He has great confidence in his players, just going out and playing, and allowing us to make plays.
49ers quarterback Colin Kaepernick on coach Jim Tomsula
A year ago, Kaepernick, who possesses a rare combination of strength, quickness and athleticism, was often conflicted about when to run and when to throw. He repeatedly telegraphed passes because he got happy feet and lacked the poise and patience to go through his progressions. But against the Vikings, this was a different quarterback. He scrambled selectively, mixed his familiar fastballs with touch passes and remained in the pocket long enough to consider his options.
“You’re watching the game,” Tomsula said when asked about Kaepernick’s effort, “and you see him getting us in the correct calls. You see him getting us in the correct runs. You see him killing a pass and going to a run. You see him killing a run and going to a pass. Doing all of those things. I thought he knows what he’s looking at. I thought Kap played a wonderful game. I thought he did everything we asked him to do.”
After a sloppy opening quarter, the men in black – and those were the 49ers in the much-debated alternate uniforms – owned the night.

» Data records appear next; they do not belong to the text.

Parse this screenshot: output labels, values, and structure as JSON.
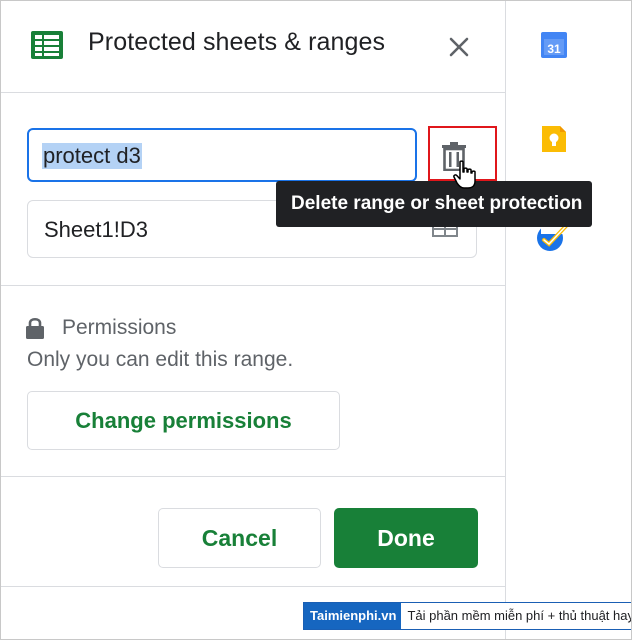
{
  "panel": {
    "title": "Protected sheets & ranges",
    "close_icon": "close-icon",
    "logo_icon": "sheets-logo-icon"
  },
  "range": {
    "description_value": "protect d3",
    "range_value": "Sheet1!D3",
    "delete_icon": "trash-icon",
    "select_range_icon": "grid-icon"
  },
  "tooltip": {
    "text": "Delete range or sheet protection"
  },
  "permissions": {
    "title": "Permissions",
    "description": "Only you can edit this range.",
    "change_label": "Change permissions",
    "icon": "lock-icon"
  },
  "footer": {
    "cancel_label": "Cancel",
    "done_label": "Done"
  },
  "side_panel": {
    "calendar_icon": "calendar-icon",
    "calendar_day": "31",
    "keep_icon": "keep-icon",
    "tasks_icon": "tasks-icon"
  },
  "watermark": {
    "brand": "Taimienphi.vn",
    "tagline": "Tải phần mềm miễn phí + thủ thuật hay"
  },
  "colors": {
    "accent_green": "#188038",
    "focus_blue": "#1a73e8",
    "highlight_red": "#e0161b",
    "tooltip_bg": "#202124",
    "selection": "#b4d2f5"
  }
}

The defense stymied Adrian Peterson and never allowed quarterback Teddy Bridgewater to get into a rhythm. The offensive line protected Kaepernick and opened gaping holes for Hyde, the second-year back who carried 26 times for 168 yards, and deserved extra credit for breaking off one ridiculous spin move.
Ultimately, though, the game ball went to Tomsula, the rookie head coach who could run a temporary employment agency in another life. Been there, done that. He has coached at the high school, college and pro levels and held lesser-paying positions delivering newspapers and cleaning carpets. Until Jed York made the unusual move of promoting his defensive-line coach to replace Jim Harbaugh, Tomsula, 47, would have remained in the background, content to cash his very decent assistant coach’s salary and never utter a complaint.
I thought Kap played a wonderful game. I thought he did everything we asked him to do.
49ers coach Jim Tomsula on quarterback Colin Kaepernick
But we know now how that went. York tired of the Harbaugh dramatics, the internal feuds, the off-field distractions, and chose a simpler route, a lower-maintenance coach, someone to put salve on the 49ers’ wounds. Whether Tomsula can both soothe and succeed is yet to be determined. A three-game losing streak, and folks will be whining for the return of a certain college coach known for his withering stares and black sweater/khaki combinations.
It doesn’t hurt, though, that the 49ers’ most important player embraces the change of direction.
“(Tomsula) has great confidence in his players, just going out and playing, and allowing us to make plays,” Kaepernick said. “It’s amazing. And he continues to preach that. I think that’s what gives this team energy, gives this team life.”
For openers, that’s one helluva closing line.